Probiotics | Overview
- Probiotics are biological agents, usually eaten up as food supplements, that can favourably impact the microbial ecology of the host.
- Probiotic bacteria have become increasingly common during the last two decades as an outcome of the continuously broadening scientific indication edging to their helpful impacts on human health.
Microbial Species with Applications as Probiotics
- As far as nourishment is involved only the strains categorized as lactic acid bacteria are of important and among them, the ones with the most crucial properties in an applied context are those belonging to the genera Lactobacillus and Bifidobacterium.
- Lactic acid bacteria are Gram-positive, catalase-negative bacterial are able to generate lactic acid as the main end-product of carbohydrate fermentation.
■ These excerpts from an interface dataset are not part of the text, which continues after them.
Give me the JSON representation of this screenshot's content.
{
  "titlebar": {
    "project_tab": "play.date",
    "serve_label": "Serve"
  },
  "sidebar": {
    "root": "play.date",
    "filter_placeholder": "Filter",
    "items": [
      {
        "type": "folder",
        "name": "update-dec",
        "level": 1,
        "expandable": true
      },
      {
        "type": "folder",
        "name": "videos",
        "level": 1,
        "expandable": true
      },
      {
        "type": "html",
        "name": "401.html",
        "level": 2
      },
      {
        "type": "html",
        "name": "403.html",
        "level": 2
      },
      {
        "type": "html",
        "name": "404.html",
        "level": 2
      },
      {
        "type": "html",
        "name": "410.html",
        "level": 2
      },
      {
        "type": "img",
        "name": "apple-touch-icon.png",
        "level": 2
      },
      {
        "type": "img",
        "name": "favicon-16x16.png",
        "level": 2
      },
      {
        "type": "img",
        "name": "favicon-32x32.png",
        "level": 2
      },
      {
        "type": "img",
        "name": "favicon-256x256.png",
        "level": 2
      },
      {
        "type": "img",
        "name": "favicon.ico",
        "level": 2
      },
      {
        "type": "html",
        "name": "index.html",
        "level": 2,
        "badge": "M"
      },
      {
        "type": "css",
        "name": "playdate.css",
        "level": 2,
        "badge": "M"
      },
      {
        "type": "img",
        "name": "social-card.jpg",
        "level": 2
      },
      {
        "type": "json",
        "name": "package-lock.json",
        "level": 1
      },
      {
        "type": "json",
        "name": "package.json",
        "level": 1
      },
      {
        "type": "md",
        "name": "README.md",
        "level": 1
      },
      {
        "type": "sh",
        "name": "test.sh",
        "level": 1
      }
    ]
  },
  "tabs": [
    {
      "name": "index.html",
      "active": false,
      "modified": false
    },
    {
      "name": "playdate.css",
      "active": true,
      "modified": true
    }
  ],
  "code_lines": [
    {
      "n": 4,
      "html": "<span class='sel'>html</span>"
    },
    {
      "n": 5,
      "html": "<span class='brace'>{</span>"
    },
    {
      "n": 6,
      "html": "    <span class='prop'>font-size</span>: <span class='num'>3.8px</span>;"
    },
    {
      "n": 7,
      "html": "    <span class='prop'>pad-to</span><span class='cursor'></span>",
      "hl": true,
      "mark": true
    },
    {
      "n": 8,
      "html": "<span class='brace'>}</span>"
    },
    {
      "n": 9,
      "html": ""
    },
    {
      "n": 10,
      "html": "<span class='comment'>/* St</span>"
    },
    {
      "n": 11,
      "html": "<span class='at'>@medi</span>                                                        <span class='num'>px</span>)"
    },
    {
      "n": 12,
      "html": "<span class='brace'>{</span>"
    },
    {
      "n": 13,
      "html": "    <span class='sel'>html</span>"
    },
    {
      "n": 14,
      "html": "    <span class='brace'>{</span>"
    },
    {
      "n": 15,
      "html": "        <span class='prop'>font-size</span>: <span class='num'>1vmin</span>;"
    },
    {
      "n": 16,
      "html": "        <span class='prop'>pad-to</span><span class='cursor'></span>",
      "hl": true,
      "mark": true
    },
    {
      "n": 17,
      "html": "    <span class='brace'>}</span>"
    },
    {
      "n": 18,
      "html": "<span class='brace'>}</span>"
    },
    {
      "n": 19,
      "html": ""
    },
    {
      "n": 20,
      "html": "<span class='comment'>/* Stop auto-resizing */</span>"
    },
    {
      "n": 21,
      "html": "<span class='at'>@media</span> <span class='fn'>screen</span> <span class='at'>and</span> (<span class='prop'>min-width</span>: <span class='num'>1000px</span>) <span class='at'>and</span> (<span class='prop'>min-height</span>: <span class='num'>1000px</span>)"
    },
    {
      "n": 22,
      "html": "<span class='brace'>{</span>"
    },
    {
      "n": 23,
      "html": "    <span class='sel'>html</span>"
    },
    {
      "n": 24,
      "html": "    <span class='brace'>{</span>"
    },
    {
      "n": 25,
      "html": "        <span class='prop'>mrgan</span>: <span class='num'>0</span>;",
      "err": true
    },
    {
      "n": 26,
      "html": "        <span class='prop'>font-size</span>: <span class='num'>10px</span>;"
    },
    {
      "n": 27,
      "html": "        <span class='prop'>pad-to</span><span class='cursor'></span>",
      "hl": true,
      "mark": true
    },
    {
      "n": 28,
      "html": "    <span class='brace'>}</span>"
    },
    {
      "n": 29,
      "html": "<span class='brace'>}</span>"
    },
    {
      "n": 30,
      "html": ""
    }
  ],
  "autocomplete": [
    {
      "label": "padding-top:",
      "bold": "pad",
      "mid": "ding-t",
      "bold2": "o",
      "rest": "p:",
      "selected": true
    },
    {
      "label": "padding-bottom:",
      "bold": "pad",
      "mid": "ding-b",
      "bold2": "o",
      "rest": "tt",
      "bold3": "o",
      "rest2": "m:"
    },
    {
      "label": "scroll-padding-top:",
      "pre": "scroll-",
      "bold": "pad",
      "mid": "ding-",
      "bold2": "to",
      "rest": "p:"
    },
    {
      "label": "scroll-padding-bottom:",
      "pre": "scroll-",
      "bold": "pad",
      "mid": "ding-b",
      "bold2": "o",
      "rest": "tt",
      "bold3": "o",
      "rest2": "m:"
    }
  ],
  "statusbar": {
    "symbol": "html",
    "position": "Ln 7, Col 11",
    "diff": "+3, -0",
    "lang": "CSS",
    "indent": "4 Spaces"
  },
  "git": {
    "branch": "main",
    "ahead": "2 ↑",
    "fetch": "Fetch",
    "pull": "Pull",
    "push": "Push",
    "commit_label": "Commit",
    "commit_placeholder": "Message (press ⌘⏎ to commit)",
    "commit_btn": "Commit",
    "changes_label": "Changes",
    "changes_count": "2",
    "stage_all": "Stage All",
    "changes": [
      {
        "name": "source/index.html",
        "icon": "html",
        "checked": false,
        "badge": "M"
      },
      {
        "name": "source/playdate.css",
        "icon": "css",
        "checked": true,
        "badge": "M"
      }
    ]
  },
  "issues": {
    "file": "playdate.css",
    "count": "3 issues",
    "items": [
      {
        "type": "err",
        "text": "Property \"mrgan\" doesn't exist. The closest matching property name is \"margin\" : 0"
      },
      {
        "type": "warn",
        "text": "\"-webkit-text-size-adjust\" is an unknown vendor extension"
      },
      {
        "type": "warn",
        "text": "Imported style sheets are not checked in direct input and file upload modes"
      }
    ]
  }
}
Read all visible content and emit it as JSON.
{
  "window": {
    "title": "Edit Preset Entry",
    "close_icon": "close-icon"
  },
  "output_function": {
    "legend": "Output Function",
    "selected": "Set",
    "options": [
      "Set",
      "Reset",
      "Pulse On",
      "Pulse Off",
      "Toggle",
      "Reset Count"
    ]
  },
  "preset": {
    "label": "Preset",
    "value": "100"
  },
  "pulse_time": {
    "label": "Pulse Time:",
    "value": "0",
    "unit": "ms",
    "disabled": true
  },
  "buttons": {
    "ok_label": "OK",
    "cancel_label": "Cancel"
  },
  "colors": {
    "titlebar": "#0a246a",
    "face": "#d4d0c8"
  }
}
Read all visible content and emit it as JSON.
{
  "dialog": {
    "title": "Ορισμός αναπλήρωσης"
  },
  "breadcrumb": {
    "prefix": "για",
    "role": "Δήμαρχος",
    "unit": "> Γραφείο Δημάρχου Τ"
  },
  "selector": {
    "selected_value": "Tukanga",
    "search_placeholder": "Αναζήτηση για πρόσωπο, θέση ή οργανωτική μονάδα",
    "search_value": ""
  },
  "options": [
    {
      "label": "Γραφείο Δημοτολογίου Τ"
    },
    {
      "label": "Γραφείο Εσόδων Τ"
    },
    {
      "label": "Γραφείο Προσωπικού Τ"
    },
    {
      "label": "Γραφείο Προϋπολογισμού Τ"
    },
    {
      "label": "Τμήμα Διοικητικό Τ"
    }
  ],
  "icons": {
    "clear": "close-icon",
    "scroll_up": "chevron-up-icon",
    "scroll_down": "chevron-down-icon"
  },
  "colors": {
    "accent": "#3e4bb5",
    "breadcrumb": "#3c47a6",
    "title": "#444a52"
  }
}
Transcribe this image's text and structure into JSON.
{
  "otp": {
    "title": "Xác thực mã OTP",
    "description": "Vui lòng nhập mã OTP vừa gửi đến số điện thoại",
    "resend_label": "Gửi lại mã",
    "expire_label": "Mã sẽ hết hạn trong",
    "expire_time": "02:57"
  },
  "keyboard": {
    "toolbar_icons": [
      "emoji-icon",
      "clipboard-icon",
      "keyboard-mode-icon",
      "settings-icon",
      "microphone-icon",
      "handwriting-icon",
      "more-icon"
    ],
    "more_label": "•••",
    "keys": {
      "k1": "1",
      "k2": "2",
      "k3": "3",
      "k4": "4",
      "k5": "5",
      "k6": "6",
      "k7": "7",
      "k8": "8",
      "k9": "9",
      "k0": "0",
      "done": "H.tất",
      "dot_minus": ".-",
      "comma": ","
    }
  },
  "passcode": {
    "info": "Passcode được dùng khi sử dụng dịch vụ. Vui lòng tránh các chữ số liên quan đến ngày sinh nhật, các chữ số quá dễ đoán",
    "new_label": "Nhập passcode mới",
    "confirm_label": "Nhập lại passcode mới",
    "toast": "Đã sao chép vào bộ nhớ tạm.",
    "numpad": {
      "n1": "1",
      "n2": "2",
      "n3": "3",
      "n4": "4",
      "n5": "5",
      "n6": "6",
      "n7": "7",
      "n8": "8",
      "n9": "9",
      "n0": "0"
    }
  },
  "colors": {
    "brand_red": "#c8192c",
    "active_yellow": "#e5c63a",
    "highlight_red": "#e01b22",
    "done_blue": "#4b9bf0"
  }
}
The genus Bifidobacterium is therefore rather traditionally than phylogenetically recorded among them as they use several metabolic pathways.
- Two other species playing a crucial role in the food industry, especially dairy products, although not actually considered as probiotics are Streptococcus Thermophiles and Lactococcus lactis, two of the most commercially significant lactic acid.
What makes a probiotic?
- Probiotics should be specified at the genus, species and strain level, utilizing accurate molecular and physiological procedures.
- The strain should be inserted in an internationally recognized culture collection so that scientists are able to replicate disseminated research on the strain and to serve as a reference strain.
- Reasonable in vitro and animal assessments must be performed to better understand the physiological attributes of the strain.
- Appropriately controlled studies that document a health benefit in the target host must be conducted.
- An effective dose of the viable probiotic must be present in the final product through the end of shelf life.
Mechanism of probiotics activity
- Major probiotics mechanism of action contain enhancement of the epithelial barrier, increased bonding to the intestinal mucosa, and concomitant inhibition of pathogen, active exclusion of pathogenic microorganism production of anti microorganism substances and modulation of the immune system.
- Enhancement of epithelial boundary
- Gained adhesion to the intestinal mucosa
- Active exclusion of pathogenic microorganisms
- The output of antimicrobial substances
Probiotics and Food Products
- The range of food products including probiotic strains is large and still prospering.
- The main products occurring in the market are dairy-based ones including fermented milk, cheese, ice cream, buttermilk, milk powder, and yoghurts.
- Non-dairy food applications contain soy-based products, nutrition bars, cereals, and a variety of juices as applicable means of probiotic delivery to the buyer that must be dealt with in analyzing the usefulness of the incorporation of the probiotic strains into such products are, besides safety, the compatibility of the product with the microorganism and the supervision of its viability through food processing, packaging, and storage conditions.
- The product’s pH for a sample is a significant factor specifying the incorporated probiotic’s survival and growth, and this is one of the intentions why soft cheeses seem to have a number of benefits over yoghurt as delivery systems for viable probiotics to the gastrointestinal tract.
- Current technological inventions provide directions to overcome probiotic vitality and viability issues offering new alternatives for their incorporation in new media and subsequent achievement of improving buyer demand.
- Microencapsulation technologies have been expanded to ensure the bacteria from the destruction caused by the external atmosphere.
- In the same time, the capacity of lantibiotics’—substances with antimicrobial properties—production by bifidobacterium is being analyzed in order to be applied in the food area.
Health Benefits of probiotics
Exploration has been promising for these friendly critters. Potential advantages of probiotics have been seen in the therapy or prevention of:-
- irritable bowel syndrome
- ulcerative colitis
- Crohn’s disease
- pylori (the cause of ulcers)
- vaginal infections
- urinary tract infections
- recurrence of bladder cancer
- infection of the digestive tract caused by Clostridium difficle
- pouchitis (a possible side effect of surgery that removes the colon)
- eczema in children